ASSIGNED TASK: In the records below, count every line where the string "title" appears, and reply with the count only.
*** Opening RECORD EXCERPTS ***
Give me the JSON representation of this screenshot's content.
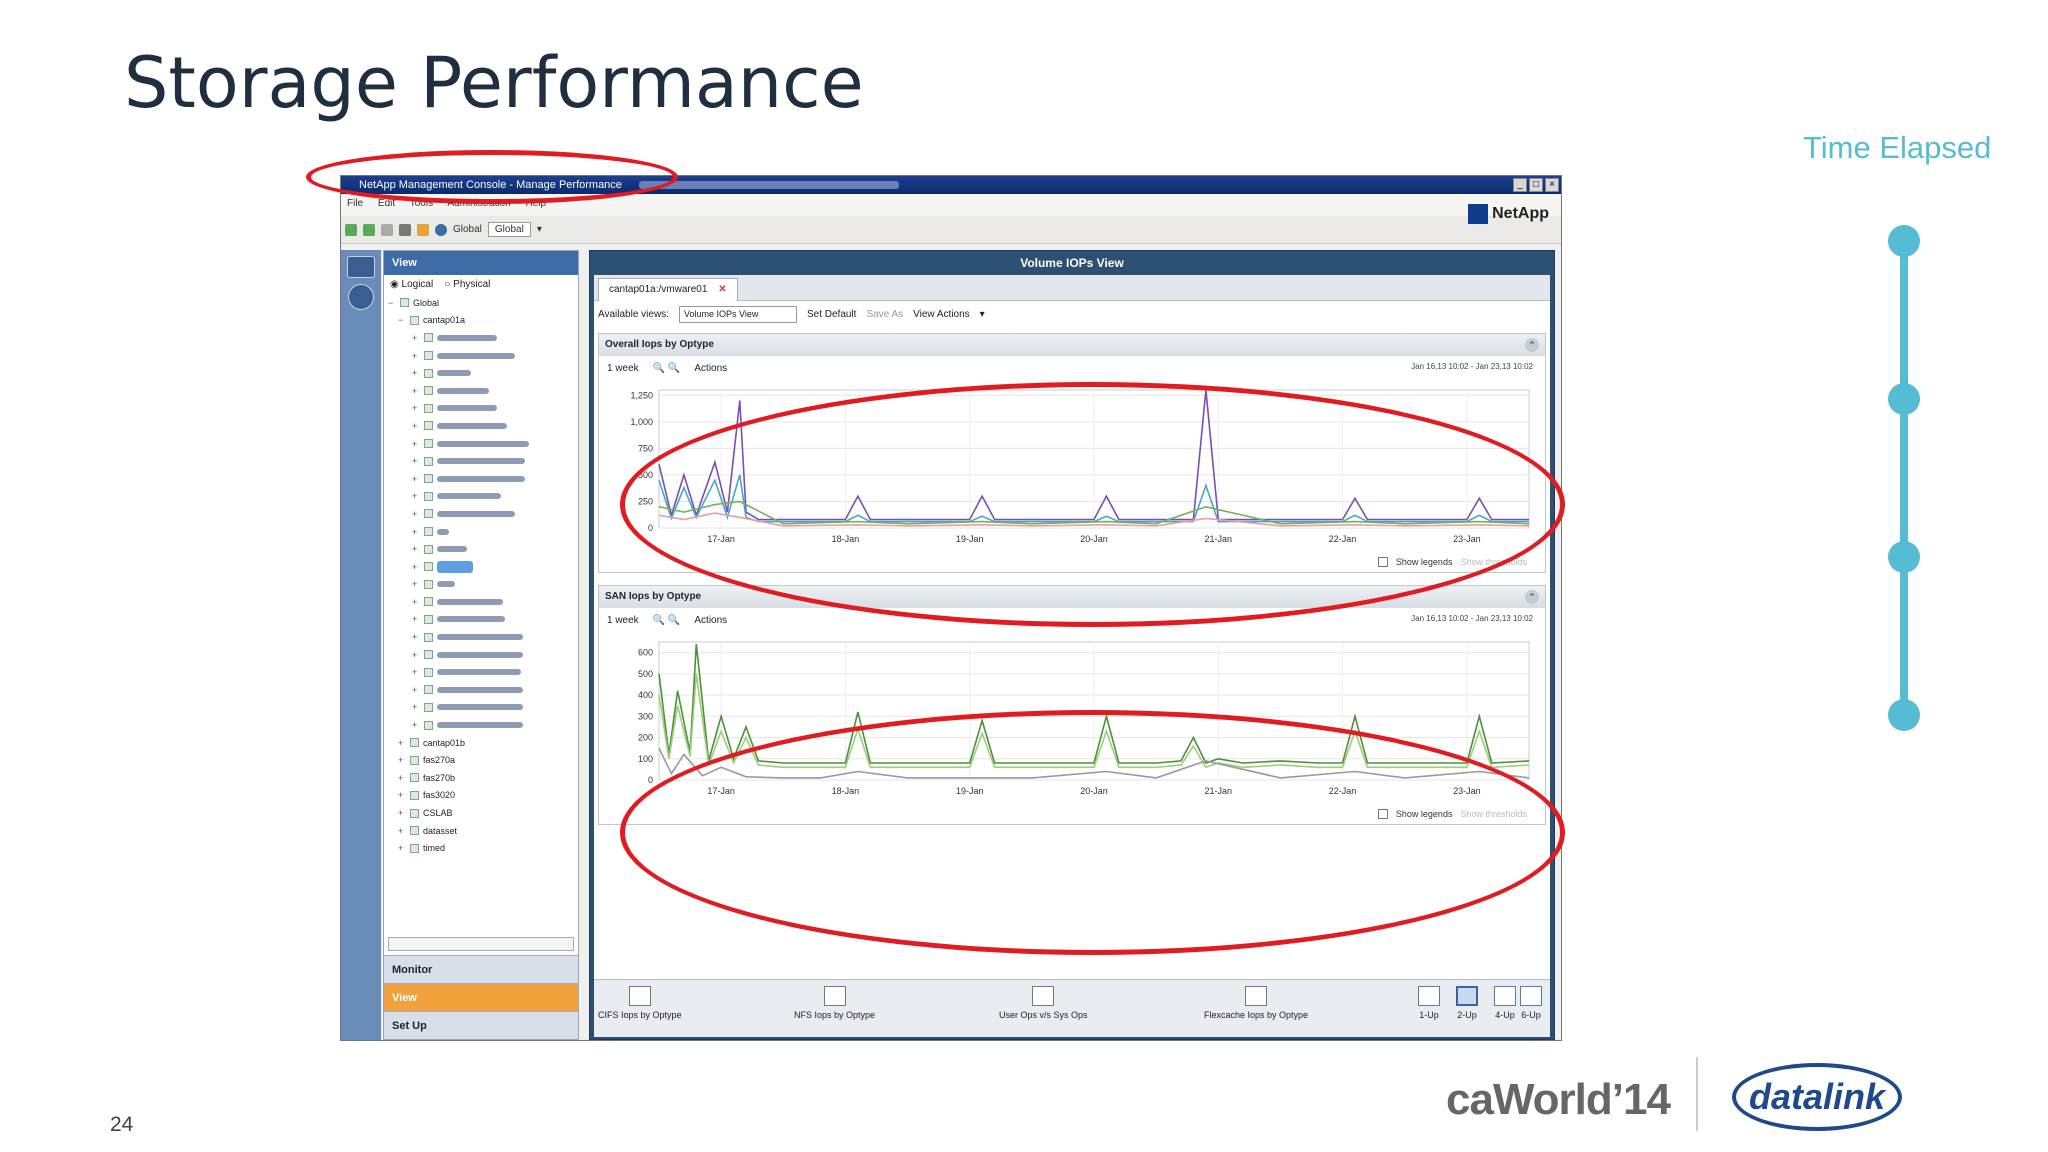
{
  "slide": {
    "title": "Storage Performance",
    "time_elapsed_label": "Time Elapsed",
    "page_number": "24",
    "timeline_stops": 4,
    "accent_color": "#56bcd4",
    "highlight_color": "#e01b22",
    "logo_ca_world": "caWorld’14",
    "logo_datalink": "datalink"
  },
  "window": {
    "title": "NetApp Management Console - Manage Performance",
    "menu": [
      "File",
      "Edit",
      "Tools",
      "Administration",
      "Help"
    ],
    "toolbar": {
      "global_label": "Global",
      "global_dropdown": "Global"
    },
    "brand": "NetApp"
  },
  "nav": {
    "header": "View",
    "radio_logical": "Logical",
    "radio_physical": "Physical",
    "root": "Global",
    "cluster": "cantap01a",
    "cluster2": "cantap01b",
    "bottom_items": [
      "fas270a",
      "fas270b",
      "fas3020",
      "CSLAB",
      "datasset",
      "timed"
    ],
    "tabs": {
      "monitor": "Monitor",
      "view": "View",
      "setup": "Set Up"
    }
  },
  "main": {
    "header": "Volume IOPs View",
    "tab_label": "cantap01a:/vmware01",
    "available_views_label": "Available views:",
    "available_views_value": "Volume IOPs View",
    "set_default": "Set Default",
    "save_as": "Save As",
    "view_actions": "View Actions",
    "panels": [
      {
        "title": "Overall Iops by Optype",
        "range": "1 week",
        "actions": "Actions",
        "date_range": "Jan 16,13 10:02 - Jan 23,13 10:02",
        "show_legends": "Show legends",
        "show_thresholds": "Show thresholds"
      },
      {
        "title": "SAN Iops by Optype",
        "range": "1 week",
        "actions": "Actions",
        "date_range": "Jan 16,13 10:02 - Jan 23,13 10:02",
        "show_legends": "Show legends",
        "show_thresholds": "Show thresholds"
      }
    ],
    "bottom_actions": [
      "CIFS Iops by Optype",
      "NFS Iops by Optype",
      "User Ops v/s Sys Ops",
      "Flexcache Iops by Optype"
    ],
    "layouts": [
      "1-Up",
      "2-Up",
      "4-Up",
      "6-Up"
    ]
  },
  "chart_data": [
    {
      "type": "line",
      "title": "Overall Iops by Optype",
      "ylabel": "",
      "ylim": [
        0,
        1300
      ],
      "yticks": [
        0,
        250,
        500,
        750,
        1000,
        1250
      ],
      "ytick_labels": [
        "0",
        "250",
        "500",
        "750",
        "1,000",
        "1,250"
      ],
      "xtick_labels": [
        "17-Jan",
        "18-Jan",
        "19-Jan",
        "20-Jan",
        "21-Jan",
        "22-Jan",
        "23-Jan"
      ],
      "xlim": [
        0,
        7
      ],
      "series": [
        {
          "color": "#7a4fb5",
          "x": [
            0,
            0.1,
            0.2,
            0.3,
            0.45,
            0.55,
            0.65,
            0.7,
            0.8,
            1.0,
            1.5,
            1.6,
            1.7,
            2.0,
            2.5,
            2.6,
            2.7,
            3.0,
            3.5,
            3.6,
            3.7,
            4.0,
            4.3,
            4.4,
            4.5,
            4.6,
            4.7,
            5.0,
            5.5,
            5.6,
            5.7,
            6.0,
            6.5,
            6.6,
            6.7,
            7.0
          ],
          "y": [
            600,
            120,
            500,
            120,
            620,
            150,
            1200,
            150,
            80,
            80,
            80,
            300,
            80,
            80,
            80,
            300,
            80,
            80,
            80,
            300,
            80,
            80,
            80,
            1300,
            80,
            80,
            80,
            80,
            80,
            280,
            80,
            80,
            80,
            280,
            80,
            80
          ]
        },
        {
          "color": "#4aa6c8",
          "x": [
            0,
            0.1,
            0.2,
            0.3,
            0.45,
            0.55,
            0.65,
            0.7,
            0.8,
            1.0,
            1.5,
            1.6,
            1.7,
            2.0,
            2.5,
            2.6,
            2.7,
            3.0,
            3.5,
            3.6,
            3.7,
            4.0,
            4.3,
            4.4,
            4.5,
            4.6,
            4.7,
            5.0,
            5.5,
            5.6,
            5.7,
            6.0,
            6.5,
            6.6,
            6.7,
            7.0
          ],
          "y": [
            450,
            90,
            380,
            100,
            450,
            100,
            500,
            100,
            60,
            60,
            60,
            120,
            60,
            60,
            60,
            110,
            60,
            60,
            60,
            110,
            60,
            60,
            60,
            400,
            60,
            60,
            60,
            60,
            60,
            120,
            60,
            60,
            60,
            120,
            60,
            60
          ]
        },
        {
          "color": "#6fb35c",
          "x": [
            0,
            0.2,
            0.45,
            0.65,
            1.0,
            1.6,
            2.0,
            2.6,
            3.0,
            3.6,
            4.0,
            4.4,
            5.0,
            5.6,
            6.0,
            6.6,
            7.0
          ],
          "y": [
            200,
            150,
            220,
            250,
            40,
            60,
            40,
            60,
            40,
            60,
            40,
            200,
            40,
            60,
            40,
            60,
            40
          ]
        },
        {
          "color": "#e7a09a",
          "x": [
            0,
            0.2,
            0.45,
            0.65,
            1.0,
            1.6,
            2.0,
            2.6,
            3.0,
            3.6,
            4.0,
            4.4,
            5.0,
            5.6,
            6.0,
            6.6,
            7.0
          ],
          "y": [
            120,
            80,
            140,
            100,
            20,
            30,
            20,
            30,
            20,
            30,
            20,
            90,
            20,
            30,
            20,
            30,
            20
          ]
        }
      ]
    },
    {
      "type": "line",
      "title": "SAN Iops by Optype",
      "ylabel": "",
      "ylim": [
        0,
        650
      ],
      "yticks": [
        0,
        100,
        200,
        300,
        400,
        500,
        600
      ],
      "ytick_labels": [
        "0",
        "100",
        "200",
        "300",
        "400",
        "500",
        "600"
      ],
      "xtick_labels": [
        "17-Jan",
        "18-Jan",
        "19-Jan",
        "20-Jan",
        "21-Jan",
        "22-Jan",
        "23-Jan"
      ],
      "xlim": [
        0,
        7
      ],
      "series": [
        {
          "color": "#4e8f3a",
          "x": [
            0,
            0.08,
            0.15,
            0.25,
            0.3,
            0.4,
            0.5,
            0.6,
            0.7,
            0.8,
            1.0,
            1.5,
            1.6,
            1.7,
            2.0,
            2.5,
            2.6,
            2.7,
            3.0,
            3.5,
            3.6,
            3.7,
            4.0,
            4.2,
            4.3,
            4.4,
            4.5,
            4.7,
            5.0,
            5.3,
            5.5,
            5.6,
            5.7,
            6.0,
            6.5,
            6.6,
            6.7,
            7.0
          ],
          "y": [
            500,
            120,
            420,
            130,
            640,
            90,
            300,
            100,
            250,
            90,
            80,
            80,
            320,
            80,
            80,
            80,
            280,
            80,
            80,
            80,
            300,
            80,
            80,
            90,
            200,
            80,
            100,
            80,
            90,
            80,
            80,
            300,
            80,
            80,
            80,
            300,
            80,
            90
          ]
        },
        {
          "color": "#9ccf7e",
          "x": [
            0,
            0.08,
            0.15,
            0.25,
            0.3,
            0.4,
            0.5,
            0.6,
            0.7,
            0.8,
            1.0,
            1.5,
            1.6,
            1.7,
            2.0,
            2.5,
            2.6,
            2.7,
            3.0,
            3.5,
            3.6,
            3.7,
            4.0,
            4.2,
            4.3,
            4.4,
            4.5,
            4.7,
            5.0,
            5.3,
            5.5,
            5.6,
            5.7,
            6.0,
            6.5,
            6.6,
            6.7,
            7.0
          ],
          "y": [
            400,
            100,
            350,
            110,
            500,
            70,
            230,
            80,
            200,
            70,
            60,
            60,
            240,
            60,
            60,
            60,
            220,
            60,
            60,
            60,
            230,
            60,
            60,
            70,
            160,
            60,
            80,
            60,
            70,
            60,
            60,
            230,
            60,
            60,
            60,
            230,
            60,
            70
          ]
        },
        {
          "color": "#999999",
          "x": [
            0,
            0.1,
            0.2,
            0.35,
            0.5,
            0.7,
            1.0,
            1.3,
            1.6,
            2.0,
            2.6,
            3.0,
            3.6,
            4.0,
            4.4,
            5.0,
            5.6,
            6.0,
            6.6,
            7.0
          ],
          "y": [
            150,
            30,
            120,
            20,
            60,
            15,
            10,
            10,
            40,
            10,
            10,
            10,
            40,
            10,
            90,
            10,
            40,
            10,
            40,
            10
          ]
        }
      ]
    }
  ]
}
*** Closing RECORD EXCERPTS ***
YOUR RESPONSE: 6